In your copy, reproduce the entries exactly as they are, minus the images.

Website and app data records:
• • • •

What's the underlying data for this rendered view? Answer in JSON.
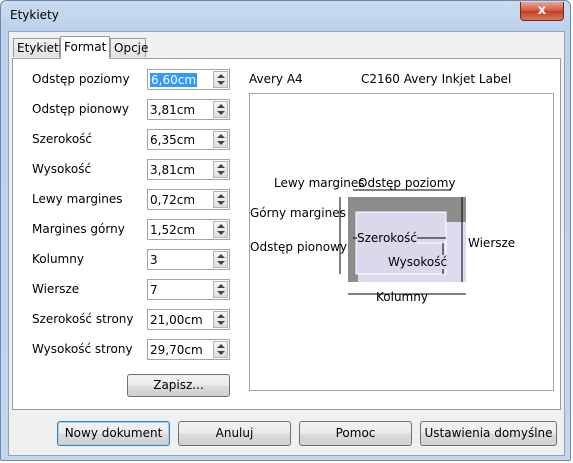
{
  "window": {
    "title": "Etykiety",
    "close_label": "x"
  },
  "tabs": [
    {
      "label": "Etykiety"
    },
    {
      "label": "Format"
    },
    {
      "label": "Opcje"
    }
  ],
  "fields": [
    {
      "label": "Odstęp poziomy",
      "value": "6,60cm"
    },
    {
      "label": "Odstęp pionowy",
      "value": "3,81cm"
    },
    {
      "label": "Szerokość",
      "value": "6,35cm"
    },
    {
      "label": "Wysokość",
      "value": "3,81cm"
    },
    {
      "label": "Lewy margines",
      "value": "0,72cm"
    },
    {
      "label": "Margines górny",
      "value": "1,52cm"
    },
    {
      "label": "Kolumny",
      "value": "3"
    },
    {
      "label": "Wiersze",
      "value": "7"
    },
    {
      "label": "Szerokość strony",
      "value": "21,00cm"
    },
    {
      "label": "Wysokość strony",
      "value": "29,70cm"
    }
  ],
  "save_button": "Zapisz...",
  "preview": {
    "brand": "Avery A4",
    "type": "C2160 Avery Inkjet Label",
    "labels": {
      "left_margin": "Lewy margines",
      "h_spacing": "Odstęp poziomy",
      "top_margin": "Górny margines",
      "v_spacing": "Odstęp pionowy",
      "width": "Szerokość",
      "height": "Wysokość",
      "rows": "Wiersze",
      "columns": "Kolumny"
    }
  },
  "buttons": {
    "new_document": "Nowy dokument",
    "cancel": "Anuluj",
    "help": "Pomoc",
    "defaults": "Ustawienia domyślne"
  }
}
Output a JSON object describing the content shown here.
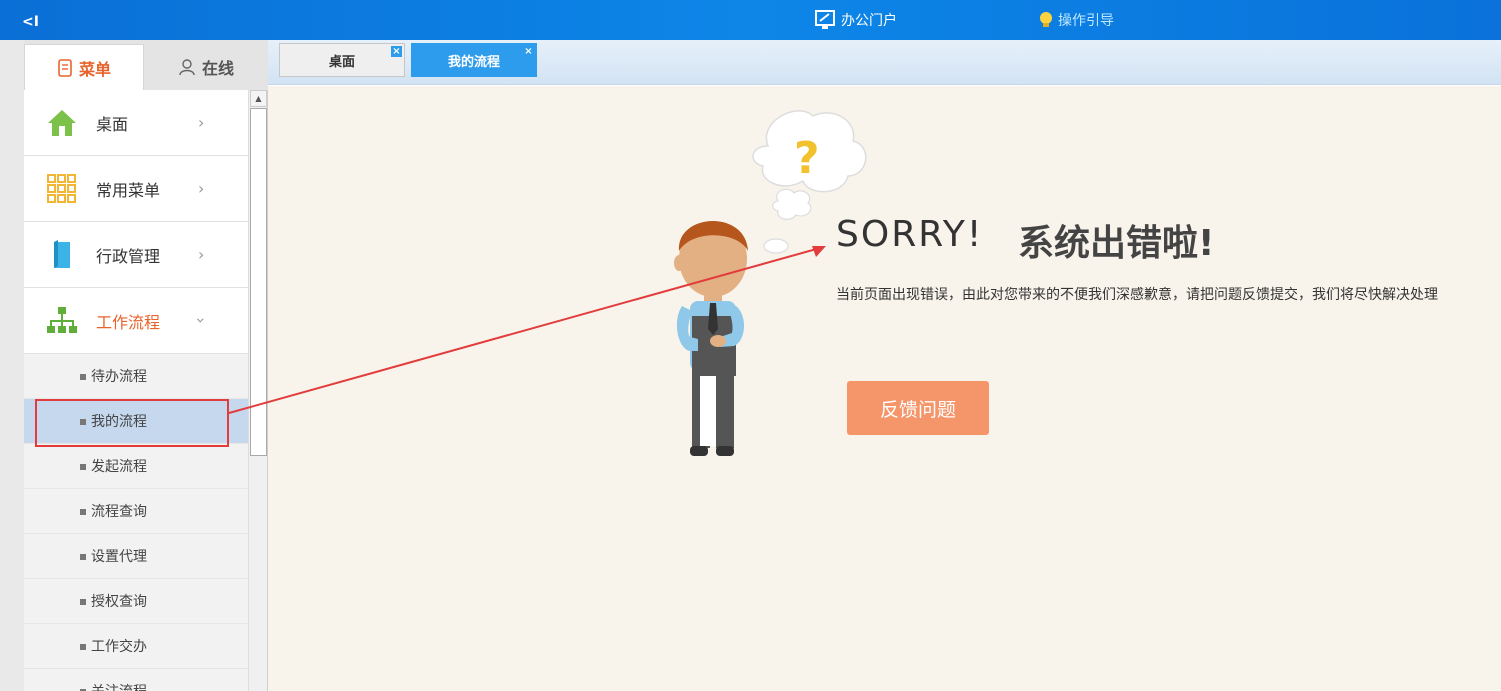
{
  "topbar": {
    "collapse_label": "<I",
    "portal_label": "办公门户",
    "guide_label": "操作引导"
  },
  "sidebar": {
    "tabs": [
      {
        "label": "菜单",
        "icon": "menu-doc-icon",
        "active": true
      },
      {
        "label": "在线",
        "icon": "user-icon",
        "active": false
      }
    ],
    "items": [
      {
        "label": "桌面",
        "icon": "home-icon"
      },
      {
        "label": "常用菜单",
        "icon": "grid-icon"
      },
      {
        "label": "行政管理",
        "icon": "book-icon"
      },
      {
        "label": "工作流程",
        "icon": "org-chart-icon",
        "open": true
      }
    ],
    "sub_items": [
      {
        "label": "待办流程"
      },
      {
        "label": "我的流程",
        "active": true
      },
      {
        "label": "发起流程"
      },
      {
        "label": "流程查询"
      },
      {
        "label": "设置代理"
      },
      {
        "label": "授权查询"
      },
      {
        "label": "工作交办"
      },
      {
        "label": "关注流程"
      }
    ]
  },
  "tabs": [
    {
      "label": "桌面",
      "active": false
    },
    {
      "label": "我的流程",
      "active": true
    }
  ],
  "error": {
    "title": "SORRY!",
    "title_cn": "系统出错啦!",
    "question_mark": "?",
    "message": "当前页面出现错误，由此对您带来的不便我们深感歉意，请把问题反馈提交，我们将尽快解决处理",
    "feedback_button": "反馈问题"
  },
  "colors": {
    "topbar": "#0d86e8",
    "accent_orange": "#e8632b",
    "active_tab": "#2d9cec",
    "feedback_button": "#f5956a",
    "content_bg": "#f8f4eb",
    "annotation_red": "#e23c3c"
  }
}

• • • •

Response to the task:
What's the underlying data for this rendered view? Answer in JSON.
{
  "window": {
    "title": "Etykiety",
    "close_label": "x"
  },
  "tabs": [
    {
      "label": "Etykiety"
    },
    {
      "label": "Format"
    },
    {
      "label": "Opcje"
    }
  ],
  "fields": [
    {
      "label": "Odstęp poziomy",
      "value": "6,60cm"
    },
    {
      "label": "Odstęp pionowy",
      "value": "3,81cm"
    },
    {
      "label": "Szerokość",
      "value": "6,35cm"
    },
    {
      "label": "Wysokość",
      "value": "3,81cm"
    },
    {
      "label": "Lewy margines",
      "value": "0,72cm"
    },
    {
      "label": "Margines górny",
      "value": "1,52cm"
    },
    {
      "label": "Kolumny",
      "value": "3"
    },
    {
      "label": "Wiersze",
      "value": "7"
    },
    {
      "label": "Szerokość strony",
      "value": "21,00cm"
    },
    {
      "label": "Wysokość strony",
      "value": "29,70cm"
    }
  ],
  "save_button": "Zapisz...",
  "preview": {
    "brand": "Avery A4",
    "type": "C2160 Avery Inkjet Label",
    "labels": {
      "left_margin": "Lewy margines",
      "h_spacing": "Odstęp poziomy",
      "top_margin": "Górny margines",
      "v_spacing": "Odstęp pionowy",
      "width": "Szerokość",
      "height": "Wysokość",
      "rows": "Wiersze",
      "columns": "Kolumny"
    }
  },
  "buttons": {
    "new_document": "Nowy dokument",
    "cancel": "Anuluj",
    "help": "Pomoc",
    "defaults": "Ustawienia domyślne"
  }
}
Output a JSON object describing the content shown here.
{
  "topbar": {
    "collapse_label": "<I",
    "portal_label": "办公门户",
    "guide_label": "操作引导"
  },
  "sidebar": {
    "tabs": [
      {
        "label": "菜单",
        "icon": "menu-doc-icon",
        "active": true
      },
      {
        "label": "在线",
        "icon": "user-icon",
        "active": false
      }
    ],
    "items": [
      {
        "label": "桌面",
        "icon": "home-icon"
      },
      {
        "label": "常用菜单",
        "icon": "grid-icon"
      },
      {
        "label": "行政管理",
        "icon": "book-icon"
      },
      {
        "label": "工作流程",
        "icon": "org-chart-icon",
        "open": true
      }
    ],
    "sub_items": [
      {
        "label": "待办流程"
      },
      {
        "label": "我的流程",
        "active": true
      },
      {
        "label": "发起流程"
      },
      {
        "label": "流程查询"
      },
      {
        "label": "设置代理"
      },
      {
        "label": "授权查询"
      },
      {
        "label": "工作交办"
      },
      {
        "label": "关注流程"
      }
    ]
  },
  "tabs": [
    {
      "label": "桌面",
      "active": false
    },
    {
      "label": "我的流程",
      "active": true
    }
  ],
  "error": {
    "title": "SORRY!",
    "title_cn": "系统出错啦!",
    "question_mark": "?",
    "message": "当前页面出现错误，由此对您带来的不便我们深感歉意，请把问题反馈提交，我们将尽快解决处理",
    "feedback_button": "反馈问题"
  },
  "colors": {
    "topbar": "#0d86e8",
    "accent_orange": "#e8632b",
    "active_tab": "#2d9cec",
    "feedback_button": "#f5956a",
    "content_bg": "#f8f4eb",
    "annotation_red": "#e23c3c"
  }
}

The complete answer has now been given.